MIDDLE EARTH: SHADOW OF MORDOR Video Game Review
What’s better than lopping off an orc’s head? Watching every head from the entire horde detach from their bodies, duh! Curiously morbid. WB Games and Monolith Studios successfully reskin the Batman: Arkham games into a Lord of the Rings game that plays more intuitive than Batman. It’s as simple as that. SHADOW OF MORDOR takes place sometime before the Lord of the Rings Trilogy and has a compelling story to help bolster this into a great game.
I assumed the role of Talion, a captain at the black gate who; well, let’s just say he has a hard life – wait, did you expect otherwise in the realm of Middle Earth? Talion meets many people and creatures along the way to help him in his journey towards peace, but Talion’s internal and external turmoil will keep you guessing how this story might end. Again, as most Middle Earth tales will tell, it’s a rough life for everyone. Let’s face it, there are many Hobbits who agree.
The gameplay is solid and polished. It’s straightforward yet hard to master, but once I hit that learning curve I blew through the rest and “platinumed” PS4 version. The things that frustrated me in the first hours of gameplay (I died A LOT) became nothing but a challenge of “How fast can I hack these bodies into pieces?” Your character will progress to become the hero you want him to be, yet in the beginnings of the game I remembered questioning how the build would culminate; Oh, it impressed.
Mordor’s setting is exactly how I thought it would be; dark and evil, mostly. The world, while not large, is well crafted to give it enough variation in its short travels, which is another good thing as it really doesn’t take long to travel from point A to point B and still includes a Fast Travel option. Progressing through the game allowed me to ponder if the game’s setting would change and wouldn’t be large enough for variation, but I was happy to find I worried for naught about 50% of the way through. Just to be clear, the craftmanship of the world was graphically great.
The biggest problem that Shadows has is that you can’t skip the Orcs’ talking. Seriously, I can’t tell you how many fights I picked with the captains of the Warchiefs that I had to sit through 10 to 15 seconds of them taunting… I would gander at an hour’s worth of taunting, seriously, WWE has nothing on these orcs. Still, aside from the occasional Captain that was immune to my immediate style of fighting and destroyed me time and time again after suffering their taunts, I enjoyed learning that dying is not a bad thing in this game.

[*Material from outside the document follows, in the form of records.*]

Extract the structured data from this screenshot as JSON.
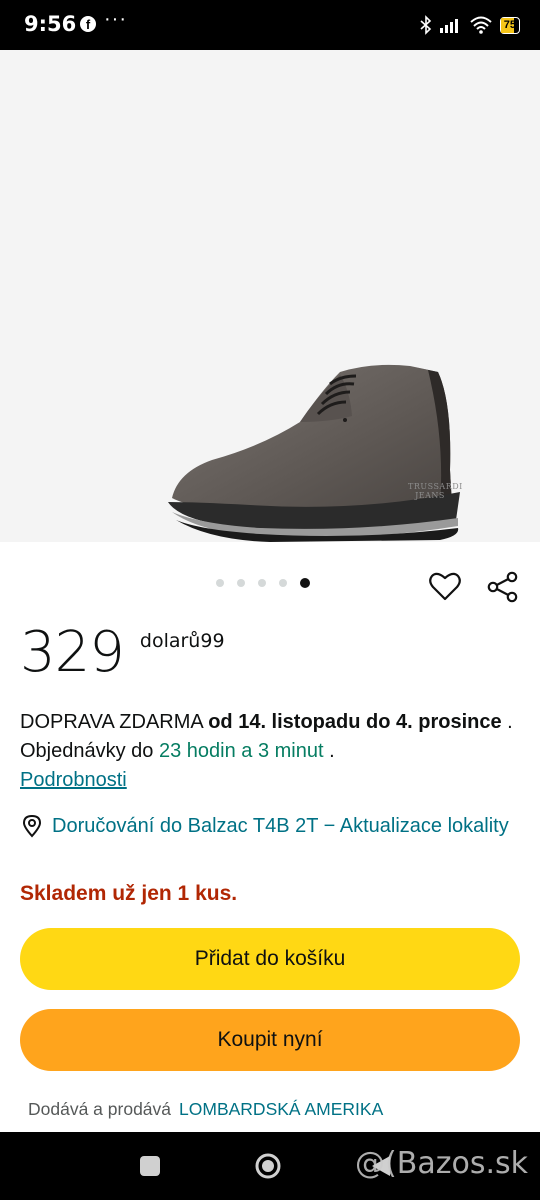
{
  "status_bar": {
    "time": "9:56",
    "facebook_glyph": "f",
    "more": "···",
    "battery": "75",
    "battery_level": 0.75,
    "icons": [
      "facebook-icon",
      "bluetooth-icon",
      "signal-icon",
      "wifi-icon",
      "battery-icon"
    ]
  },
  "product": {
    "image_alt": "TRUSSARDI JEANS grey suede chukka boot",
    "image_brand_text": "TRUSSARDI JEANS",
    "carousel": {
      "count": 5,
      "active_index": 4
    }
  },
  "price": {
    "amount": "329",
    "currency": "dolarů99"
  },
  "delivery": {
    "free_shipping": "DOPRAVA ZDARMA",
    "date_range": "od 14. listopadu do 4. prosince",
    "order_within": ". Objednávky do",
    "countdown": "23 hodin a 3 minut",
    "period": ".",
    "details_link": "Podrobnosti"
  },
  "location": {
    "text": "Doručování do Balzac T4B 2T − Aktualizace lokality"
  },
  "stock": {
    "text": "Skladem už jen 1 kus."
  },
  "buttons": {
    "add_to_cart": "Přidat do košíku",
    "buy_now": "Koupit nyní"
  },
  "seller": {
    "label": "Dodává a prodává",
    "name": "LOMBARDSKÁ AMERIKA"
  },
  "watermark": "@(Bazos.sk",
  "colors": {
    "cart_button": "#ffd814",
    "buy_button": "#ffa41c",
    "link": "#007185",
    "stock_warning": "#b12704",
    "countdown": "#067d62"
  }
}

All in all, anyone who loves Lord of the Rings will be happy to know that this game does the realm justice. Story, characters, and the setting are all top notch and crafted by artisans. This is one game that should be on everyone’s list, especially as the gameplay is unique to WB Games and not over saturated.
Final Score: 9 out of 10